GOAL OF THE EXERCISE:
Please retype the data in full and exactly; the pictures are not part of the copy.

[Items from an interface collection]
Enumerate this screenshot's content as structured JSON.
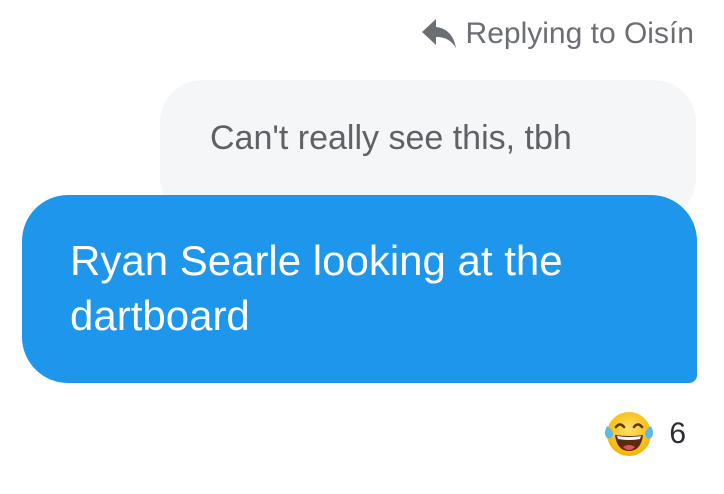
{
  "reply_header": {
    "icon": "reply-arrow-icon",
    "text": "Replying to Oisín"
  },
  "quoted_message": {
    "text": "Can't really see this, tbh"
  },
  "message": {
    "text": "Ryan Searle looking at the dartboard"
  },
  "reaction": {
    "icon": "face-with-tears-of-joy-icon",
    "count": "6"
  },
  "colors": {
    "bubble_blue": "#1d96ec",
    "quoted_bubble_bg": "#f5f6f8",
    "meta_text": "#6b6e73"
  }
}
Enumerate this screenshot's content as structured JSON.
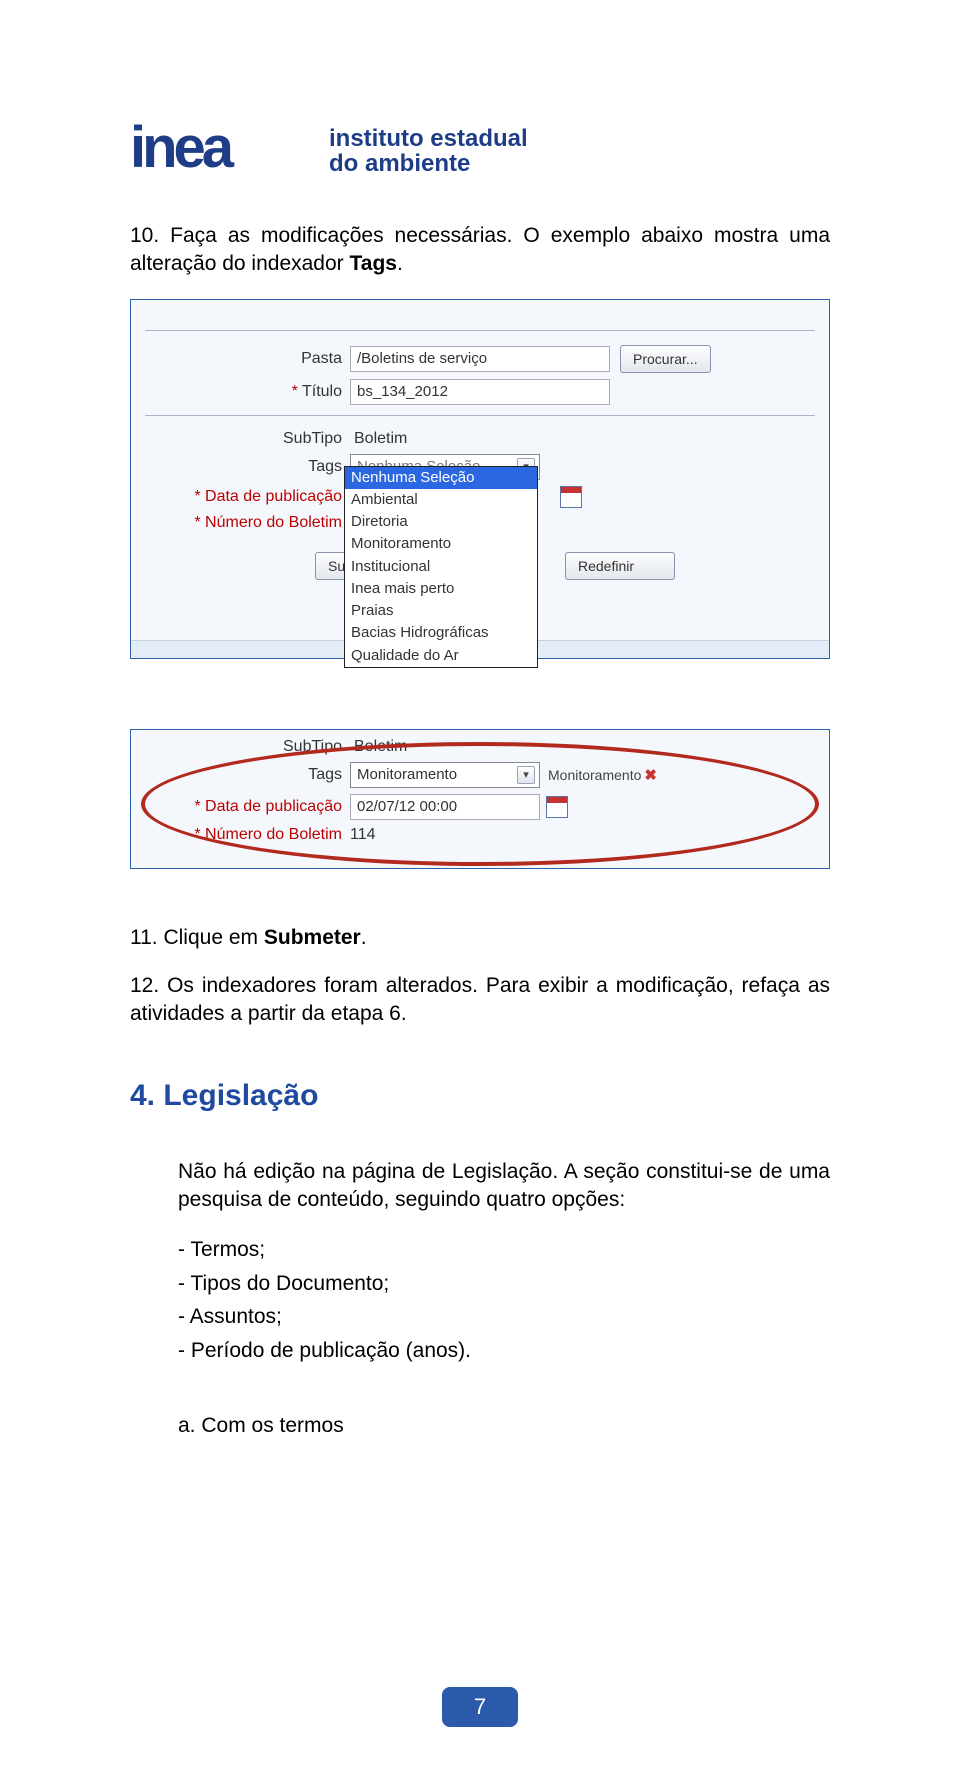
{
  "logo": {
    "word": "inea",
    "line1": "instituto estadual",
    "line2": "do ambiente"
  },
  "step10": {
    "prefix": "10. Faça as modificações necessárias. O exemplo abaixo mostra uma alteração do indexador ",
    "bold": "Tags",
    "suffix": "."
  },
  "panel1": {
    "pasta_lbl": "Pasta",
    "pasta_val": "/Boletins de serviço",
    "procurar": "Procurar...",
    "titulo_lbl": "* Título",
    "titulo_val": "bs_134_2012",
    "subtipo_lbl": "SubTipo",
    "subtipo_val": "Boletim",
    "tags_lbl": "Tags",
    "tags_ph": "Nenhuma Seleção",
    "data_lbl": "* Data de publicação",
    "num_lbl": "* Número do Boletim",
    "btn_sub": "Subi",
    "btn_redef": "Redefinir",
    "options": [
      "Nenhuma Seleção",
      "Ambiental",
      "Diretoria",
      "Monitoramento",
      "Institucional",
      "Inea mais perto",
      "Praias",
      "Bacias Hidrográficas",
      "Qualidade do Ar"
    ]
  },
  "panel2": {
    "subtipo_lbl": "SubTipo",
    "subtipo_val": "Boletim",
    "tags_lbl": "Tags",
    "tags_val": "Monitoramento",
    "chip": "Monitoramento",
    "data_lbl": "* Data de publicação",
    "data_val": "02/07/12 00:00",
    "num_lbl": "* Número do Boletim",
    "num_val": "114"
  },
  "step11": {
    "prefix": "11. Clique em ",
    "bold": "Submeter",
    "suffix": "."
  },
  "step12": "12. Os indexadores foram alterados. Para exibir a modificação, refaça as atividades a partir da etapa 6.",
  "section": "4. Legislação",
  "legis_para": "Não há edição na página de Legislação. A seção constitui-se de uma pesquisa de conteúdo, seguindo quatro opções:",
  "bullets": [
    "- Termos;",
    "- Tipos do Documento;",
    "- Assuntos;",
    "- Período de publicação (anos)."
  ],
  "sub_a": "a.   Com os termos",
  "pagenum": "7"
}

YOUR RESPONSE:
Enumerate this screenshot's content as structured JSON.
{
  "reply_header": {
    "icon": "reply-arrow-icon",
    "text": "Replying to Oisín"
  },
  "quoted_message": {
    "text": "Can't really see this, tbh"
  },
  "message": {
    "text": "Ryan Searle looking at the dartboard"
  },
  "reaction": {
    "icon": "face-with-tears-of-joy-icon",
    "count": "6"
  },
  "colors": {
    "bubble_blue": "#1d96ec",
    "quoted_bubble_bg": "#f5f6f8",
    "meta_text": "#6b6e73"
  }
}
Enumerate this screenshot's content as structured JSON.
{
  "logo": {
    "word": "inea",
    "line1": "instituto estadual",
    "line2": "do ambiente"
  },
  "step10": {
    "prefix": "10. Faça as modificações necessárias. O exemplo abaixo mostra uma alteração do indexador ",
    "bold": "Tags",
    "suffix": "."
  },
  "panel1": {
    "pasta_lbl": "Pasta",
    "pasta_val": "/Boletins de serviço",
    "procurar": "Procurar...",
    "titulo_lbl": "* Título",
    "titulo_val": "bs_134_2012",
    "subtipo_lbl": "SubTipo",
    "subtipo_val": "Boletim",
    "tags_lbl": "Tags",
    "tags_ph": "Nenhuma Seleção",
    "data_lbl": "* Data de publicação",
    "num_lbl": "* Número do Boletim",
    "btn_sub": "Subi",
    "btn_redef": "Redefinir",
    "options": [
      "Nenhuma Seleção",
      "Ambiental",
      "Diretoria",
      "Monitoramento",
      "Institucional",
      "Inea mais perto",
      "Praias",
      "Bacias Hidrográficas",
      "Qualidade do Ar"
    ]
  },
  "panel2": {
    "subtipo_lbl": "SubTipo",
    "subtipo_val": "Boletim",
    "tags_lbl": "Tags",
    "tags_val": "Monitoramento",
    "chip": "Monitoramento",
    "data_lbl": "* Data de publicação",
    "data_val": "02/07/12 00:00",
    "num_lbl": "* Número do Boletim",
    "num_val": "114"
  },
  "step11": {
    "prefix": "11. Clique em ",
    "bold": "Submeter",
    "suffix": "."
  },
  "step12": "12. Os indexadores foram alterados. Para exibir a modificação, refaça as atividades a partir da etapa 6.",
  "section": "4. Legislação",
  "legis_para": "Não há edição na página de Legislação. A seção constitui-se de uma pesquisa de conteúdo, seguindo quatro opções:",
  "bullets": [
    "- Termos;",
    "- Tipos do Documento;",
    "- Assuntos;",
    "- Período de publicação (anos)."
  ],
  "sub_a": "a.   Com os termos",
  "pagenum": "7"
}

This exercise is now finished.